What this task involves:
Please restate every record below word for word.

---- Input data

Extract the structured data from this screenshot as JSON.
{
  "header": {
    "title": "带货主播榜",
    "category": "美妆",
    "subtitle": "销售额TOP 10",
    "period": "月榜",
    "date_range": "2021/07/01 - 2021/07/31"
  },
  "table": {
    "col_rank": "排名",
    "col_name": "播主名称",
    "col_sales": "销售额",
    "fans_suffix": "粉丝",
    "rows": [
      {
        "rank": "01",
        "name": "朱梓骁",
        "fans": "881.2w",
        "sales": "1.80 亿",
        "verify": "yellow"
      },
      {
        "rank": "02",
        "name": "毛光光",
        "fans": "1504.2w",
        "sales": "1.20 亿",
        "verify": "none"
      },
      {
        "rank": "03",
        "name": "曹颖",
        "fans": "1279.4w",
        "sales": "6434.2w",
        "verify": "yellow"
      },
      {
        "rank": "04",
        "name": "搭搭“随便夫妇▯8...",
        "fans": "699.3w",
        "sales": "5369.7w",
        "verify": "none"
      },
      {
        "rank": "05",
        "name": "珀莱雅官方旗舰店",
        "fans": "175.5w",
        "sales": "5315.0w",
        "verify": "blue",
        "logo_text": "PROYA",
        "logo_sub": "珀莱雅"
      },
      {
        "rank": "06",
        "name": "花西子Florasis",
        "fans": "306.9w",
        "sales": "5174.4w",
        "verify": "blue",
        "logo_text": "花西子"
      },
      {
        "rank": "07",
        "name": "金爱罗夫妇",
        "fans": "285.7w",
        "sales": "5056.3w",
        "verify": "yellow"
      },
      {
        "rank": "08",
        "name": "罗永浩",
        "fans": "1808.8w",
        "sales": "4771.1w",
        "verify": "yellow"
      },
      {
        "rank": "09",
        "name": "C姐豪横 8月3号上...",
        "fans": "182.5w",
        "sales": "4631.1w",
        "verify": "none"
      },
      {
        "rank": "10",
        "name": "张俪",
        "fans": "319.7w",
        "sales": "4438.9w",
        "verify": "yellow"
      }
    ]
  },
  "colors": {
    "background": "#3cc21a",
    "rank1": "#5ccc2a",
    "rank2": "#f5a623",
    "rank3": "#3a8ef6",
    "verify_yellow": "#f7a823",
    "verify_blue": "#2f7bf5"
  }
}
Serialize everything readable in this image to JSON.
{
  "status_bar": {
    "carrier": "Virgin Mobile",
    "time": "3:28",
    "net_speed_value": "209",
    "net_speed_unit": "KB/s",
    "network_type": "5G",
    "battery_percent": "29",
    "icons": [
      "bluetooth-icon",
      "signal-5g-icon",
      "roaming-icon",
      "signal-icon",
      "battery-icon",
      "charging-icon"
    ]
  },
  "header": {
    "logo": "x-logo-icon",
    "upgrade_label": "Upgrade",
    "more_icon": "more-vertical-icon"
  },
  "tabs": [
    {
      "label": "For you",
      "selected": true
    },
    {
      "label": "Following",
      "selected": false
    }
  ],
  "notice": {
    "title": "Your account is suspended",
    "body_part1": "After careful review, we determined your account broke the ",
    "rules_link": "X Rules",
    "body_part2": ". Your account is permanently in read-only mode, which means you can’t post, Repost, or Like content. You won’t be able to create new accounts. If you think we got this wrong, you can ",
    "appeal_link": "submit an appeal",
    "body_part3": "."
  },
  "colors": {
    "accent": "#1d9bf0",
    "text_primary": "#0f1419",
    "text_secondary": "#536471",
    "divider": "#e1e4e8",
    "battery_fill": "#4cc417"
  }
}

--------

Solution below:
Extract the structured data from this screenshot as JSON.
{
  "header": {
    "title": "带货主播榜",
    "category": "美妆",
    "subtitle": "销售额TOP 10",
    "period": "月榜",
    "date_range": "2021/07/01 - 2021/07/31"
  },
  "table": {
    "col_rank": "排名",
    "col_name": "播主名称",
    "col_sales": "销售额",
    "fans_suffix": "粉丝",
    "rows": [
      {
        "rank": "01",
        "name": "朱梓骁",
        "fans": "881.2w",
        "sales": "1.80 亿",
        "verify": "yellow"
      },
      {
        "rank": "02",
        "name": "毛光光",
        "fans": "1504.2w",
        "sales": "1.20 亿",
        "verify": "none"
      },
      {
        "rank": "03",
        "name": "曹颖",
        "fans": "1279.4w",
        "sales": "6434.2w",
        "verify": "yellow"
      },
      {
        "rank": "04",
        "name": "搭搭“随便夫妇▯8...",
        "fans": "699.3w",
        "sales": "5369.7w",
        "verify": "none"
      },
      {
        "rank": "05",
        "name": "珀莱雅官方旗舰店",
        "fans": "175.5w",
        "sales": "5315.0w",
        "verify": "blue",
        "logo_text": "PROYA",
        "logo_sub": "珀莱雅"
      },
      {
        "rank": "06",
        "name": "花西子Florasis",
        "fans": "306.9w",
        "sales": "5174.4w",
        "verify": "blue",
        "logo_text": "花西子"
      },
      {
        "rank": "07",
        "name": "金爱罗夫妇",
        "fans": "285.7w",
        "sales": "5056.3w",
        "verify": "yellow"
      },
      {
        "rank": "08",
        "name": "罗永浩",
        "fans": "1808.8w",
        "sales": "4771.1w",
        "verify": "yellow"
      },
      {
        "rank": "09",
        "name": "C姐豪横 8月3号上...",
        "fans": "182.5w",
        "sales": "4631.1w",
        "verify": "none"
      },
      {
        "rank": "10",
        "name": "张俪",
        "fans": "319.7w",
        "sales": "4438.9w",
        "verify": "yellow"
      }
    ]
  },
  "colors": {
    "background": "#3cc21a",
    "rank1": "#5ccc2a",
    "rank2": "#f5a623",
    "rank3": "#3a8ef6",
    "verify_yellow": "#f7a823",
    "verify_blue": "#2f7bf5"
  }
}
Serialize everything readable in this image to JSON.
{
  "status_bar": {
    "carrier": "Virgin Mobile",
    "time": "3:28",
    "net_speed_value": "209",
    "net_speed_unit": "KB/s",
    "network_type": "5G",
    "battery_percent": "29",
    "icons": [
      "bluetooth-icon",
      "signal-5g-icon",
      "roaming-icon",
      "signal-icon",
      "battery-icon",
      "charging-icon"
    ]
  },
  "header": {
    "logo": "x-logo-icon",
    "upgrade_label": "Upgrade",
    "more_icon": "more-vertical-icon"
  },
  "tabs": [
    {
      "label": "For you",
      "selected": true
    },
    {
      "label": "Following",
      "selected": false
    }
  ],
  "notice": {
    "title": "Your account is suspended",
    "body_part1": "After careful review, we determined your account broke the ",
    "rules_link": "X Rules",
    "body_part2": ". Your account is permanently in read-only mode, which means you can’t post, Repost, or Like content. You won’t be able to create new accounts. If you think we got this wrong, you can ",
    "appeal_link": "submit an appeal",
    "body_part3": "."
  },
  "colors": {
    "accent": "#1d9bf0",
    "text_primary": "#0f1419",
    "text_secondary": "#536471",
    "divider": "#e1e4e8",
    "battery_fill": "#4cc417"
  }
}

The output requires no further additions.